The main competition for Groupon has to be LivingSocial, another deals business site. Amazon owns a third of LivingSocial. LivingSocial has already started to eat into Groupon’s market share by making aggressive acquisitions and launching LivingSocial Shops, a business similar to Groupon Goods. Amazon’s valuations look unsustainable in the present scenario, but given its management efficiency and rapid growth of international operations, the stock is not too over-valued.

eBay is a global online marketplace founded in 1995. It has a strong growth record in the past, both from the expanding marketplace and impact from Paypal and its extensions. Paypal, a subsidiary of eBay, constitutes around 42% of eBay’s revenue and has its presence in 192 global markets.

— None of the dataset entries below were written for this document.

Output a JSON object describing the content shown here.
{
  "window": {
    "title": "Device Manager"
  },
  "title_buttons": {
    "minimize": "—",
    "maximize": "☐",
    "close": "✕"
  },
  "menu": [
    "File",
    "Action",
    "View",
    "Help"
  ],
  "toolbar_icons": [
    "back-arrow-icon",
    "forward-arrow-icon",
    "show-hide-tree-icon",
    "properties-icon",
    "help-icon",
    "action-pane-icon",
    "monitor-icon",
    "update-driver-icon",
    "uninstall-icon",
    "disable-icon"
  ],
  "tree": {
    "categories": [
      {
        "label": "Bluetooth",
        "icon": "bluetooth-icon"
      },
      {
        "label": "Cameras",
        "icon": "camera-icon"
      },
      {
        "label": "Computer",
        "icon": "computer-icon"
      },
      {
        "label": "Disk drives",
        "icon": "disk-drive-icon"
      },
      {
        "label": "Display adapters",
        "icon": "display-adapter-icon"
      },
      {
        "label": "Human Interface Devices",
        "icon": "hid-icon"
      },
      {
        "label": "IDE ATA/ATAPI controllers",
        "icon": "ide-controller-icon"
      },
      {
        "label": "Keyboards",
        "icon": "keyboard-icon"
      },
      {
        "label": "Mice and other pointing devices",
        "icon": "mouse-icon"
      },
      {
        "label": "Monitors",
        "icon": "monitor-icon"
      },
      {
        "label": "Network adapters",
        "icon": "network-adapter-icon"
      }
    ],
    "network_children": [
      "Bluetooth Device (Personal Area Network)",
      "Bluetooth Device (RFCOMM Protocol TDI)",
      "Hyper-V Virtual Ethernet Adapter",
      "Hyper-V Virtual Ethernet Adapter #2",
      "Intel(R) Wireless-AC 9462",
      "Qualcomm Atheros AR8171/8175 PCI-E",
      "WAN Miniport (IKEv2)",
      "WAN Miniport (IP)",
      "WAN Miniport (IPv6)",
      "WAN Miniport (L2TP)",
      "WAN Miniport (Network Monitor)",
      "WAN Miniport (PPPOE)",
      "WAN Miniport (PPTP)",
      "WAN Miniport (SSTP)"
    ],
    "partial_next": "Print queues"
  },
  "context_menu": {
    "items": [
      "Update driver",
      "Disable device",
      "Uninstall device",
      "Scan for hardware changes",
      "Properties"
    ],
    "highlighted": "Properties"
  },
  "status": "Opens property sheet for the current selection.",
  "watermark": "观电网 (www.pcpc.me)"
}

Recently, eBay traded down 6% after the announcement of its latest results. However, a large insider ownership and upcoming catalyst can drive the stock to a high in the medium and long term. For example, eBay operates in other online markets like Stubhub and Shopping.com, which offer online event tickets. These type of business segments complement each other to strengthen eBay’s strategy of providing a growing commerce experience around the world and making global transactions much easier. Overall, eBay’s model has slowly diversified over the years and the company is still a stable bet for investors.

Groupon – leveraging its strength

Groupon has been increasingly trying to diversify away from the daily deals business into a comprehensive local commerce platform. The recent initiatives taken by Groupon like “Best of Groupon Merchants” collections, by highlighting the popular deals, will instill confidence in the small business owners and, in turn, builds a long lasting relationship.

Groupon is leveraging its strength of having more than 40 million email subscribers. It is also ramping up its international operations pretty fast. The success of Groupon will primarily depend on the cost structure of its European businesses. The stock performance in 2013 will depend on its ability to increase Groupon Goods' gross margins and deliver consolidated income growth across all operations. If Groupon focuses on the revenue generating part, I believe it has a long way to go and investors can get a substantial benefit in the long term.

To learn about two retailers with especially good prospects, take a look at The Motley Fool's special free report: "The Death of Wal-Mart: The Real Cash Kings Changing the Face of Retail." In it, you'll see how these two cash kings are able to consistently outperform and how they’re planning to ride the waves of retail's changing tide. You can access it by clicking here.


Tanya Kanodia has no position in any stocks mentioned. The Motley Fool recommends Amazon.com and eBay. The Motley Fool owns shares of Amazon.com and eBay. Try any of our Foolish newsletter services free for 30 days. We Fools may not all hold the same opinions, but we all believe that considering a diverse range of insights makes us better investors. The Motley Fool has a disclosure policy. Is this post wrong? Click here. Think you can do better? Join us and write your own!

blog comments powered by Disqus

Compare Brokers

Fool Disclosure